But first I had a stop to make.
The sky was dark with swirling clouds and but there was a break in the rain when I pulled into the parking lot of Tupelo’s number-one tourist attraction, the birthplace of Elvis Aaron Presley. Mine was the only car in the lot and I was surprised to find the place open on such a dismal day. The birthplace is a Mississippi State Historic Site, but to be honest there’s not a lot to see there. The house is a simple wood-frame house. It has only two rooms. Elvis’ father Vernon built it with the help of his father and brother. He paid $180 for the materials. A small Assembly of God Church, where Elvis was first exposed to gospel music, was moved to the site for reasons I could not find explained. There is also a bronze statue of a thirteen year old Elvis, which begged the question – why? And that was about it.

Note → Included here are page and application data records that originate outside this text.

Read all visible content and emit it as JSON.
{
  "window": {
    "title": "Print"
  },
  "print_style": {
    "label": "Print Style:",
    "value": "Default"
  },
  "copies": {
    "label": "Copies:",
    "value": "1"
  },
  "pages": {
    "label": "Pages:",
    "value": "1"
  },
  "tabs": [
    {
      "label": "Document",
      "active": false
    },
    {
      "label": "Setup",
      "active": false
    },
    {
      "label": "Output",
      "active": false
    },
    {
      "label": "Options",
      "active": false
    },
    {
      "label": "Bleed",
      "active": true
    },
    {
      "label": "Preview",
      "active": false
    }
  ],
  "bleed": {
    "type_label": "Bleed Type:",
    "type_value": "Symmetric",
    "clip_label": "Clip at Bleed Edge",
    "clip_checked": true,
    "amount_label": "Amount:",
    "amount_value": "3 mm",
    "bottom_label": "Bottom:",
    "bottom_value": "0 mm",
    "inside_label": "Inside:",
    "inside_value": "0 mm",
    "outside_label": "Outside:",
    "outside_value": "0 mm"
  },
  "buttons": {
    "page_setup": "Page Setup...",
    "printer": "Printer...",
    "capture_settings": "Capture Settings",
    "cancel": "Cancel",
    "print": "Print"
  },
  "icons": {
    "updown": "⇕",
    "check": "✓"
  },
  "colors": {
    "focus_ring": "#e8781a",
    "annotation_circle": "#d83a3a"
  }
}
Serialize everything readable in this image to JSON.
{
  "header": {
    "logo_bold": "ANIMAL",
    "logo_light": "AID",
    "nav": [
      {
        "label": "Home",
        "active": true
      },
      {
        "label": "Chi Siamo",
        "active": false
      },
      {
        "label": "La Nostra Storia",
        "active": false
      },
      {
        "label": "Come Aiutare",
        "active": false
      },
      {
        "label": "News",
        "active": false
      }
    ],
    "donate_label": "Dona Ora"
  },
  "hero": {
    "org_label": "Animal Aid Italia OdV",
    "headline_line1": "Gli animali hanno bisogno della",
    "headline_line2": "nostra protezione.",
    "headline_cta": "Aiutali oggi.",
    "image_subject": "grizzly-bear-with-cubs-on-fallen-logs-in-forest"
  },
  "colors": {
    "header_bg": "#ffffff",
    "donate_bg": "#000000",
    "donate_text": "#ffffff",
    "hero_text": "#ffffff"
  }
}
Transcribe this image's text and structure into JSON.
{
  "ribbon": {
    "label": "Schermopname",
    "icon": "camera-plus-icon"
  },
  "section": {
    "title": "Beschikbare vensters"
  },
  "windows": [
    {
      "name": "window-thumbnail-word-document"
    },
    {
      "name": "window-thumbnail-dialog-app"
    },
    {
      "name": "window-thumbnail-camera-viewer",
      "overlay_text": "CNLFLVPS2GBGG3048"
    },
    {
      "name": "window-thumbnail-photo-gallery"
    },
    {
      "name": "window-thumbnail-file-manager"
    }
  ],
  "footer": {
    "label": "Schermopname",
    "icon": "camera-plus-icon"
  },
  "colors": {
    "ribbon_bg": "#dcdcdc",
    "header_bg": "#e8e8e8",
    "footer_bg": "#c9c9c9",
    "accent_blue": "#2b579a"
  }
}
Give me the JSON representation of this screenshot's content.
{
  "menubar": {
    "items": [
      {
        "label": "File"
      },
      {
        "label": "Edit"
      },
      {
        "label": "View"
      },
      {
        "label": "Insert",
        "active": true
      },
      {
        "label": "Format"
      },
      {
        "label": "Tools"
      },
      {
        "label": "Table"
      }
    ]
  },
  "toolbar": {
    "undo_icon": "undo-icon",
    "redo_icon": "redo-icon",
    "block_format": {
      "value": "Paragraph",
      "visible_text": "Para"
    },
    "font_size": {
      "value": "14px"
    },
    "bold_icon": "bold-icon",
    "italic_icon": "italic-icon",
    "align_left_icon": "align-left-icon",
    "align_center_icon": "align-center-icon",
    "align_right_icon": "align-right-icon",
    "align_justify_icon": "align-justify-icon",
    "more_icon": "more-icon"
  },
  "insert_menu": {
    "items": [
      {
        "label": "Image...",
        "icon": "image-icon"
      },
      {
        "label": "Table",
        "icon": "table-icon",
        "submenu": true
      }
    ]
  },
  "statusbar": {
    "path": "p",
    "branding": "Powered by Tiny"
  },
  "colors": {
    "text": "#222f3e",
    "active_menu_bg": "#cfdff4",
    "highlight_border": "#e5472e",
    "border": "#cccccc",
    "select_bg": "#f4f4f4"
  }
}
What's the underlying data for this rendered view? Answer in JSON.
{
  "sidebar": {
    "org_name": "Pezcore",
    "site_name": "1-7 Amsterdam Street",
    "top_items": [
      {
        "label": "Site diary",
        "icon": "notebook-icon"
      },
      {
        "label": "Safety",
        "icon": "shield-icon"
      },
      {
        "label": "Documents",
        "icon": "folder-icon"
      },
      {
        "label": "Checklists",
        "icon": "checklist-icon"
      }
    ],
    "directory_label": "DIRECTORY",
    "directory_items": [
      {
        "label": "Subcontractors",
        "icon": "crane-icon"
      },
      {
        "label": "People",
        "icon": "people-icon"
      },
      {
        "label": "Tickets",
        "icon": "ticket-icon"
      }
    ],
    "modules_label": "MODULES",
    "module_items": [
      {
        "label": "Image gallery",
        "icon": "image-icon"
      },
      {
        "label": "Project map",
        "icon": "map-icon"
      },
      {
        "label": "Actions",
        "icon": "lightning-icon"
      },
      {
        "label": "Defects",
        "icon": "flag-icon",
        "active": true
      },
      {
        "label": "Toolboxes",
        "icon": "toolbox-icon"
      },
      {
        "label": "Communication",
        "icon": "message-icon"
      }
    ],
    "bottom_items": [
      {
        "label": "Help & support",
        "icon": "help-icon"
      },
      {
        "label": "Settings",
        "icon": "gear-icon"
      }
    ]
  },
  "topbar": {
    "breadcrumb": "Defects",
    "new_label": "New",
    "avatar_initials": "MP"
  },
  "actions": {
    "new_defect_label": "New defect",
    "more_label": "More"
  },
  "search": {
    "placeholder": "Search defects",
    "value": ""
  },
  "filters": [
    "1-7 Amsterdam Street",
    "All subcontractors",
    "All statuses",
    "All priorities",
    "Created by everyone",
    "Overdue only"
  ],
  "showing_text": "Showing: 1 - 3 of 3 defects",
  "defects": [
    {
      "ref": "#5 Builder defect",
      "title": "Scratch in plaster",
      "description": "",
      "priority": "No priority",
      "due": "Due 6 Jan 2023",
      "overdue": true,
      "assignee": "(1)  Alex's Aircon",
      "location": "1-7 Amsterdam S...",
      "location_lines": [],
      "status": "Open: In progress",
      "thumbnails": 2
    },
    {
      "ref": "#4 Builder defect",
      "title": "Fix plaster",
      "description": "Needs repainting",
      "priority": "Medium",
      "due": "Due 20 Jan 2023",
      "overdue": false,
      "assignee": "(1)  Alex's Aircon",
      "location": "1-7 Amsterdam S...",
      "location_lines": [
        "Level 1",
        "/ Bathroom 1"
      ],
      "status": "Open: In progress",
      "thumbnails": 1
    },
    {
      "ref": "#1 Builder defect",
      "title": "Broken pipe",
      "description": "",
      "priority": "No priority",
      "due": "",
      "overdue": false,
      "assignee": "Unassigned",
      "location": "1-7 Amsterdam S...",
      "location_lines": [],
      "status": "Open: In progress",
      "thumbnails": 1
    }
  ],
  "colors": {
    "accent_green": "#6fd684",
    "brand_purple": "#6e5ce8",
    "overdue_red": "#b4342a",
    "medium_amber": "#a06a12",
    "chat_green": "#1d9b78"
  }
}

Afterwards I was glad I took the detour, but as was the case when I saw Mt. Rushmore, I was also glad I didn’t plan a vacation around it. Back on the road to Birmingham, the rain had picked up again, and the wind was raising quite a ruckus. I drove with the radio off and reminisced about Elvis and the impressions he made on me over the course of my life. It started when I was very young, maybe five or six years old, and I had a 45 rpm of Hound Dog in my record collection. (My favorite record at the time was Doggie in the Window by Patti Page, but that’s another story.) I also have a memory of seeing Elvis from the waist up on the Ed Sullivan Show, but I don’t know if that is a real memory or a manufactured one because I was only three at the time. I also know exactly where I was and what I was doing when I heard the news he had died. I can only say that about one or two other people.
In September of 1976 Elvis performed at the new convention center in Pine Bluff, Arkansas, my hometown. He was “Fat Elvis” by then, and it was to be the final full year of his life. He was pale and paunchy and prone to perspire, which he did heavily that night, wiping sweat from his brow with baby blue scarves that he tossed to clamoring women in the audience who fought over them viciously. He moistened a lot of silk during that show, and at times he looked winded and tired. A police officer in his escort detail said later that Elvis was not well. But he soldiered through it, and the crowd adored him. His voice was the one thing that never failed him, even toward the end, and when he hit the final note of My Way that night, so piercing, so pure and so loud, I prayed the cables that bound the speakers and lights to the ceiling of the arena would hold, sparing scores below from being crushed in a horrible death. They did. Otherwise you probably would have heard about it.
If you’ve hung around this long you may be wondering how I fared against the hurricane. Well, the wind howled and the rain blew sideways, power lines arced and limbs fell from trees, and all in all, it was a harrowing drive. To say it felt apocalyptic would be a bit of a stretch, but at one point I swear I saw goats walking on their hind legs in a pasture. The interstate was deserted except for a few big trucks, proving that most people with any brains stayed home. Driving into Birmingham the rain lashed my car with such violence I couldn’t see, so I pulled off the road and hung out in the lobby of a Hampton Inn until it let up, and eventually I got to where I needed to go. Et vous l’avez.